* _WORK INSTRUCTIONS_: Please give back each entry below unaltered, leaving the pictures out.

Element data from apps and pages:
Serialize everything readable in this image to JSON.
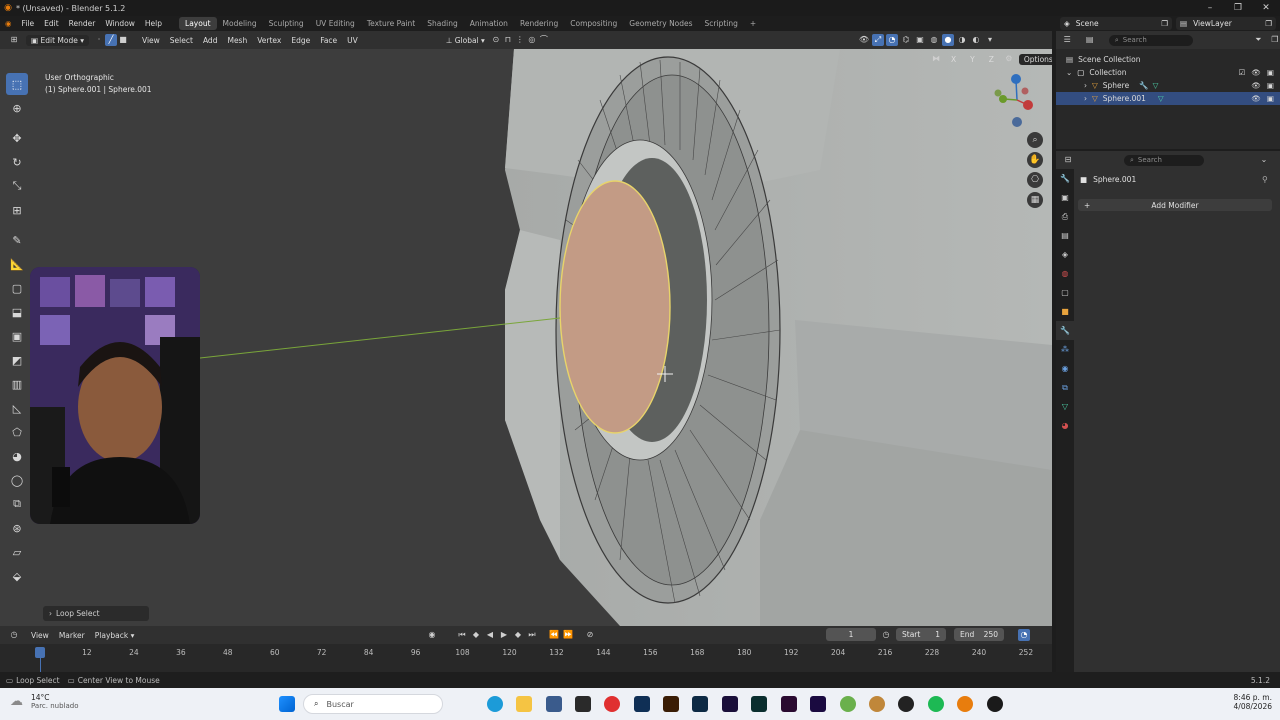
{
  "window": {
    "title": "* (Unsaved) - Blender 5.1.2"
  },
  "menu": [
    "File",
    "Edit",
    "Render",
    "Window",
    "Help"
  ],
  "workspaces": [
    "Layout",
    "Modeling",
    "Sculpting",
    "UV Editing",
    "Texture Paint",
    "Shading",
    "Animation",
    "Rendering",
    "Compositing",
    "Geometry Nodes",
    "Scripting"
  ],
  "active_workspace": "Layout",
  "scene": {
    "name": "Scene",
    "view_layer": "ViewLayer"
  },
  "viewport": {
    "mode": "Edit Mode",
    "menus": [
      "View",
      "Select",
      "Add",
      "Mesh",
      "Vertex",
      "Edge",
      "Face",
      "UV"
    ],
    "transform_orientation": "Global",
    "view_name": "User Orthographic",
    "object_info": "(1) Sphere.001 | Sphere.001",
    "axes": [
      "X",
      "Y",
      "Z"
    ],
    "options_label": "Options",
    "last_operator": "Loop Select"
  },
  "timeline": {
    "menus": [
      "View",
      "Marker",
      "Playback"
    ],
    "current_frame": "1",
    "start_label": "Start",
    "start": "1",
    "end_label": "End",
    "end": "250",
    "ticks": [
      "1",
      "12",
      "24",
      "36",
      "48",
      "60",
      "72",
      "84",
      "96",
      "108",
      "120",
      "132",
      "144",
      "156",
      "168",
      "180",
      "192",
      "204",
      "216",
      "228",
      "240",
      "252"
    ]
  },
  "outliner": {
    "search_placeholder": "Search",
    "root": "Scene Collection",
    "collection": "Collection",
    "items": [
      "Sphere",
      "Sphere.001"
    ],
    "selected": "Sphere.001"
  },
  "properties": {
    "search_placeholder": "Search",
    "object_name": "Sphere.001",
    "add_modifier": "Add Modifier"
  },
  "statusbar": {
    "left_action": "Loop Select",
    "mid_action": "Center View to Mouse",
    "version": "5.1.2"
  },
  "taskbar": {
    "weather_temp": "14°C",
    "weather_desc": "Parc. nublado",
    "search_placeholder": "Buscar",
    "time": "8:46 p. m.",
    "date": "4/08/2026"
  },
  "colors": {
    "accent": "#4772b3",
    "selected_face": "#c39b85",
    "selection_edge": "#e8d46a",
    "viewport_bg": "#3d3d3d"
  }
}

* _RESPONSE BELOW_:
Serialize everything readable in this image to JSON.
{
  "window": {
    "title": "* (Unsaved) - Blender 5.1.2"
  },
  "menu": [
    "File",
    "Edit",
    "Render",
    "Window",
    "Help"
  ],
  "workspaces": [
    "Layout",
    "Modeling",
    "Sculpting",
    "UV Editing",
    "Texture Paint",
    "Shading",
    "Animation",
    "Rendering",
    "Compositing",
    "Geometry Nodes",
    "Scripting"
  ],
  "active_workspace": "Layout",
  "scene": {
    "name": "Scene",
    "view_layer": "ViewLayer"
  },
  "viewport": {
    "mode": "Edit Mode",
    "menus": [
      "View",
      "Select",
      "Add",
      "Mesh",
      "Vertex",
      "Edge",
      "Face",
      "UV"
    ],
    "transform_orientation": "Global",
    "view_name": "User Orthographic",
    "object_info": "(1) Sphere.001 | Sphere.001",
    "axes": [
      "X",
      "Y",
      "Z"
    ],
    "options_label": "Options",
    "last_operator": "Loop Select"
  },
  "timeline": {
    "menus": [
      "View",
      "Marker",
      "Playback"
    ],
    "current_frame": "1",
    "start_label": "Start",
    "start": "1",
    "end_label": "End",
    "end": "250",
    "ticks": [
      "1",
      "12",
      "24",
      "36",
      "48",
      "60",
      "72",
      "84",
      "96",
      "108",
      "120",
      "132",
      "144",
      "156",
      "168",
      "180",
      "192",
      "204",
      "216",
      "228",
      "240",
      "252"
    ]
  },
  "outliner": {
    "search_placeholder": "Search",
    "root": "Scene Collection",
    "collection": "Collection",
    "items": [
      "Sphere",
      "Sphere.001"
    ],
    "selected": "Sphere.001"
  },
  "properties": {
    "search_placeholder": "Search",
    "object_name": "Sphere.001",
    "add_modifier": "Add Modifier"
  },
  "statusbar": {
    "left_action": "Loop Select",
    "mid_action": "Center View to Mouse",
    "version": "5.1.2"
  },
  "taskbar": {
    "weather_temp": "14°C",
    "weather_desc": "Parc. nublado",
    "search_placeholder": "Buscar",
    "time": "8:46 p. m.",
    "date": "4/08/2026"
  },
  "colors": {
    "accent": "#4772b3",
    "selected_face": "#c39b85",
    "selection_edge": "#e8d46a",
    "viewport_bg": "#3d3d3d"
  }
}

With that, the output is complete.